Out of the listing below, copy every line that carries the string "data".

---+---

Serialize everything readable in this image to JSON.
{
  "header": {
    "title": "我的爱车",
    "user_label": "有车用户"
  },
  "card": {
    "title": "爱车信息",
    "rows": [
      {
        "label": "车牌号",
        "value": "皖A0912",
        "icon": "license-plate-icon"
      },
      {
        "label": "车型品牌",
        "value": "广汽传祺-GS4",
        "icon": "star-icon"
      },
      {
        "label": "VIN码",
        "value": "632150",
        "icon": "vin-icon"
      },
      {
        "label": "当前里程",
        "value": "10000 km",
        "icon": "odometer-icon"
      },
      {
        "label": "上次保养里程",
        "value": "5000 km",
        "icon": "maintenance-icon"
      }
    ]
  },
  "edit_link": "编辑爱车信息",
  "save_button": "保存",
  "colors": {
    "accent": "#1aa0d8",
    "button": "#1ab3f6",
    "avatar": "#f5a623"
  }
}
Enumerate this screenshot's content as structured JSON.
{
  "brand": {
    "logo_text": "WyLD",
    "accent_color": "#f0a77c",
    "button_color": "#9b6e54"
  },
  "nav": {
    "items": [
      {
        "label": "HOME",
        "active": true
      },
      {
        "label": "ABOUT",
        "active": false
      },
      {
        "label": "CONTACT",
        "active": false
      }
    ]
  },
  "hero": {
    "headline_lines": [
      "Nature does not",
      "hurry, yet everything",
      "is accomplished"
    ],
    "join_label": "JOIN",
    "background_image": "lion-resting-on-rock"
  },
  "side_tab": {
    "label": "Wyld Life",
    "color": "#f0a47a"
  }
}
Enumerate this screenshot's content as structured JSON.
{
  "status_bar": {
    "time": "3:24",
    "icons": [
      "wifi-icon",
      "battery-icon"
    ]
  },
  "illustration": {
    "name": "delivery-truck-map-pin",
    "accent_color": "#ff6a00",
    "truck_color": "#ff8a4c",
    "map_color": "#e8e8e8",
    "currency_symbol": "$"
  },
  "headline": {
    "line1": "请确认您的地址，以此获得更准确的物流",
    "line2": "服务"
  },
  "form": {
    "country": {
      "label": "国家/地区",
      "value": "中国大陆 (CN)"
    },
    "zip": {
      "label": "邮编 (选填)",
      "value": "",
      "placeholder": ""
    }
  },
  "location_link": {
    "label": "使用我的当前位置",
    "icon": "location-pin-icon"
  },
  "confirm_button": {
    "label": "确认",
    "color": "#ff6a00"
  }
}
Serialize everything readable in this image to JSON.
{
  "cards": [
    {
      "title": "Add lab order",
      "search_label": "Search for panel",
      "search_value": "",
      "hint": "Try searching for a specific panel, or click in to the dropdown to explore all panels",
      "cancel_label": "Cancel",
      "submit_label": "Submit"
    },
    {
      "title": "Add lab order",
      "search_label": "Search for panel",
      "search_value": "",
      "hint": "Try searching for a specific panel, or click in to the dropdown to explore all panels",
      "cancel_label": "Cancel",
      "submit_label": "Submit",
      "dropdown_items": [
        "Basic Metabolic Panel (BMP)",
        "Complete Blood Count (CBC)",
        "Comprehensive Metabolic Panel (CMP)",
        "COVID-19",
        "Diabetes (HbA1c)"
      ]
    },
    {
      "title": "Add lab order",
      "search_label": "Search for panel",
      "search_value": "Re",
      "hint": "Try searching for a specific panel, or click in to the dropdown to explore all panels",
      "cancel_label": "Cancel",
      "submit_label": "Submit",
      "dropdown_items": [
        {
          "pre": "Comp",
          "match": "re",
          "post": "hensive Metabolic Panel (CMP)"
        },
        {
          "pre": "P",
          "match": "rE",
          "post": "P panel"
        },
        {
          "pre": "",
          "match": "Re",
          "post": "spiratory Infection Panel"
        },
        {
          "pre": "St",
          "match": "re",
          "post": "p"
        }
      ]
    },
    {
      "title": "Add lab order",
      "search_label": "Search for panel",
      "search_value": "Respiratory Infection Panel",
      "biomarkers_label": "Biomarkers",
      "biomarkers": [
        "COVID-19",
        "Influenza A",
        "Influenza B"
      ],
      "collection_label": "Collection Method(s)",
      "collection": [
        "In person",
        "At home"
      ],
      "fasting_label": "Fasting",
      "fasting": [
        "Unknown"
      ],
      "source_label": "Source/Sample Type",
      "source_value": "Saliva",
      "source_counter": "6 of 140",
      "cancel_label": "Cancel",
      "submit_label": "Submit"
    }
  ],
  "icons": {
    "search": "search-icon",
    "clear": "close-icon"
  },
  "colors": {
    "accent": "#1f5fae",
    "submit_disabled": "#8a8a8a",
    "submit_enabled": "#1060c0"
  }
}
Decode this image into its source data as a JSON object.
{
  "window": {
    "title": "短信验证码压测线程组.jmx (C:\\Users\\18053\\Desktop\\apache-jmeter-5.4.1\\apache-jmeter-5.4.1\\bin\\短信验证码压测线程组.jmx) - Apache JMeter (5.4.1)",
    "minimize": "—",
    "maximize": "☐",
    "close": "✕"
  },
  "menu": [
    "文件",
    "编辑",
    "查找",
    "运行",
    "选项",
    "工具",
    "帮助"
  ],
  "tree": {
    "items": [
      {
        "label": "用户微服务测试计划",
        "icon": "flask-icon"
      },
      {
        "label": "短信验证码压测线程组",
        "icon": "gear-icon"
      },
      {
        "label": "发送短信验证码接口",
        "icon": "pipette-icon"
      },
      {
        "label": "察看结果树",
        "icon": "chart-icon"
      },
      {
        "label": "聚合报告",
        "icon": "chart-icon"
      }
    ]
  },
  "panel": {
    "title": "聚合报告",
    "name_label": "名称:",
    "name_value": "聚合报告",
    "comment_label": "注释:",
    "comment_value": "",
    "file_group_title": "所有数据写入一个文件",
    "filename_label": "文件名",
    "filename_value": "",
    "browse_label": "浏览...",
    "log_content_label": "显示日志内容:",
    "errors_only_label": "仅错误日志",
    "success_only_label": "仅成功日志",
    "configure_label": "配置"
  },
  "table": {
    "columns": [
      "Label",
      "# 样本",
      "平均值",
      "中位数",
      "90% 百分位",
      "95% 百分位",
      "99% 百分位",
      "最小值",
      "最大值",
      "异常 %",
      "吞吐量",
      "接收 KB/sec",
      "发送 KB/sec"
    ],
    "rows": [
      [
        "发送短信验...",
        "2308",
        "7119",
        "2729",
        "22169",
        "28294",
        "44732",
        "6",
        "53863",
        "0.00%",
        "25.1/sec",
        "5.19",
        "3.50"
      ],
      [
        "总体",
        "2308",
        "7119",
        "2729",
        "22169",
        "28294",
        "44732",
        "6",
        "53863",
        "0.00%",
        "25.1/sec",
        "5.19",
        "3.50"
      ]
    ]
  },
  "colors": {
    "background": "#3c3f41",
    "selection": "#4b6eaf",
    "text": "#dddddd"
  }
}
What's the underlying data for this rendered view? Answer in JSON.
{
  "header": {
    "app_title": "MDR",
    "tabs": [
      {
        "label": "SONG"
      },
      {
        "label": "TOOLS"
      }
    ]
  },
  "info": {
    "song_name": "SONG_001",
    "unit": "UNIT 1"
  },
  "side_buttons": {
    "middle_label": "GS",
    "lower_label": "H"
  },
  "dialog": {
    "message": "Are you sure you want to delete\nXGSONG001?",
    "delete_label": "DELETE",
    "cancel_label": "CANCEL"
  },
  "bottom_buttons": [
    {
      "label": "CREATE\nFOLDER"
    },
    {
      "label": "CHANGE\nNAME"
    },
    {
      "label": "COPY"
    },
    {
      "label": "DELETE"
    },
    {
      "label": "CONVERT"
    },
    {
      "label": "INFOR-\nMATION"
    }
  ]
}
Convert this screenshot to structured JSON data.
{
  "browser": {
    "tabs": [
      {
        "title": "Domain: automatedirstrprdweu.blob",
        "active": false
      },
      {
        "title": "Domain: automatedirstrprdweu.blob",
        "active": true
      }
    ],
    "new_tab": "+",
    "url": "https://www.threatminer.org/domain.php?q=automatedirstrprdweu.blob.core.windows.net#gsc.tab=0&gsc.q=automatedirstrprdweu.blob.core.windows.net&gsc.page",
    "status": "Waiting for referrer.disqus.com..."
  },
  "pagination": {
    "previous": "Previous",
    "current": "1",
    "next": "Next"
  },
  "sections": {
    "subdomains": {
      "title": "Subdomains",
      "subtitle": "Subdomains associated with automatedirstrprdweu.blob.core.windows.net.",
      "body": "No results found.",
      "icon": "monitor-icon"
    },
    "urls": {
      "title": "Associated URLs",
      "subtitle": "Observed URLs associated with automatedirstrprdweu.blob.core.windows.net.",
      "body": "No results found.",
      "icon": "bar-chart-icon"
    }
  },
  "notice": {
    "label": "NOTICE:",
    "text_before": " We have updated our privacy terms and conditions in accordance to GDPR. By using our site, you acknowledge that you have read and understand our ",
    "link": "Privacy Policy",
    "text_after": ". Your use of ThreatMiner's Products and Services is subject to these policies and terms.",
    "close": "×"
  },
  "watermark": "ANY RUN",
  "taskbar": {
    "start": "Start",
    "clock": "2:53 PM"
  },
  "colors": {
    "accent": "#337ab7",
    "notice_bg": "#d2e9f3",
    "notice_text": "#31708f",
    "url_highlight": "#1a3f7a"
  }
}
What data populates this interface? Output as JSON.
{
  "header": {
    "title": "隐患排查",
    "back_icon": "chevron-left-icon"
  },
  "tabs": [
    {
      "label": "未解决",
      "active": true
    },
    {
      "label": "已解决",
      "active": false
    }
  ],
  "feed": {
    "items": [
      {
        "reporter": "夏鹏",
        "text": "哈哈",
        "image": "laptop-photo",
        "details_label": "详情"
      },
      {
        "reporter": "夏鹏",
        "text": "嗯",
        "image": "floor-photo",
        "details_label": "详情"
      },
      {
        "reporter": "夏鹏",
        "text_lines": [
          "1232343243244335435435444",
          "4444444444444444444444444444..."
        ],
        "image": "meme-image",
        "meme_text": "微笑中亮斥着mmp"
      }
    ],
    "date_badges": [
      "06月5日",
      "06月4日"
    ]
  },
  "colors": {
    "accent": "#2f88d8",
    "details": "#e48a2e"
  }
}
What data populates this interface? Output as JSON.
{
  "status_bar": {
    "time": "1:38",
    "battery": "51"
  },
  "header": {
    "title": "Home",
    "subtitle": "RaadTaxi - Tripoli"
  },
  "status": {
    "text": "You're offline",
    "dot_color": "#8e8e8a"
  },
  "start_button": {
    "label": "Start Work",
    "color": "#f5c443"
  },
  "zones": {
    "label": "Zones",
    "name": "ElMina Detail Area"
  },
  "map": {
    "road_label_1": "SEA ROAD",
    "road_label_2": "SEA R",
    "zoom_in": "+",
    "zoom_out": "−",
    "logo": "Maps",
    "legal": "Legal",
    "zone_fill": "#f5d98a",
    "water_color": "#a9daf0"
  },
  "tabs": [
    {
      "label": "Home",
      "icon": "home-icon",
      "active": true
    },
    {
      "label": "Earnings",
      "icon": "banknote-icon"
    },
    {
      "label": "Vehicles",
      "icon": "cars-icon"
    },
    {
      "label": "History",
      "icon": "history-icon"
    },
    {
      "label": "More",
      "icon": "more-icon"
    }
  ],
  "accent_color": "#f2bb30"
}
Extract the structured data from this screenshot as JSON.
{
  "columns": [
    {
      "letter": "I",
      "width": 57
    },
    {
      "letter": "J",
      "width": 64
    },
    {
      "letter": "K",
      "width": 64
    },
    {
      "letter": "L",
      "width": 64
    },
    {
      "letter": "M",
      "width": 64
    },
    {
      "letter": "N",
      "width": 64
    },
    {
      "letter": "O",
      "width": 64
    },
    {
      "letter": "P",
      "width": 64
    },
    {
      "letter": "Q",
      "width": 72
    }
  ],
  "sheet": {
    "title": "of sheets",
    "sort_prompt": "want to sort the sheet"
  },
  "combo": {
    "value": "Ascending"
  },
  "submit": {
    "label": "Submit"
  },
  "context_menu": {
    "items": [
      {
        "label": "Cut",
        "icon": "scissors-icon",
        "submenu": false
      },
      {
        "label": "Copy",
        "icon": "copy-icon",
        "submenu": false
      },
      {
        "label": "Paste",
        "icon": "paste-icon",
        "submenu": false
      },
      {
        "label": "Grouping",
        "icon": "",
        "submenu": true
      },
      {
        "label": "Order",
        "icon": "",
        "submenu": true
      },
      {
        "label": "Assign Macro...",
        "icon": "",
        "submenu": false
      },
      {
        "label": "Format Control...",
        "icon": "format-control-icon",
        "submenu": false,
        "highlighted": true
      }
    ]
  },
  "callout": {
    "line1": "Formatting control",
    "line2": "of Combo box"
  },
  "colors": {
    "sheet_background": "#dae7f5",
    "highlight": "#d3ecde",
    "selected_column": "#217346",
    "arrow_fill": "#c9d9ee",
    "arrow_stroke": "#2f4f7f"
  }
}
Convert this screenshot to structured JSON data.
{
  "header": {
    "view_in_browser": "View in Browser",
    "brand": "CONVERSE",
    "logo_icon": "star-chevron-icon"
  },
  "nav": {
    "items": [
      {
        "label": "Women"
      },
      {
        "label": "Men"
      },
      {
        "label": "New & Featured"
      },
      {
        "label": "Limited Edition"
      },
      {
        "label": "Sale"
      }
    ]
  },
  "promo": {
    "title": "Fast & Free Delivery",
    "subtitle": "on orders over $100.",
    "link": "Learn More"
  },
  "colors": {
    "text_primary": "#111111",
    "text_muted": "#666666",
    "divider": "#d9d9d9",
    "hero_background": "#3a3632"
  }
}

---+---

### Completed task
Decode this image into its source data as a JSON object.
What's the underlying data for this rendered view? Answer in JSON.
Convert this screenshot to structured JSON data.
What data populates this interface? Output as JSON.
What data populates this interface? Output as JSON.
Extract the structured data from this screenshot as JSON.
Convert this screenshot to structured JSON data.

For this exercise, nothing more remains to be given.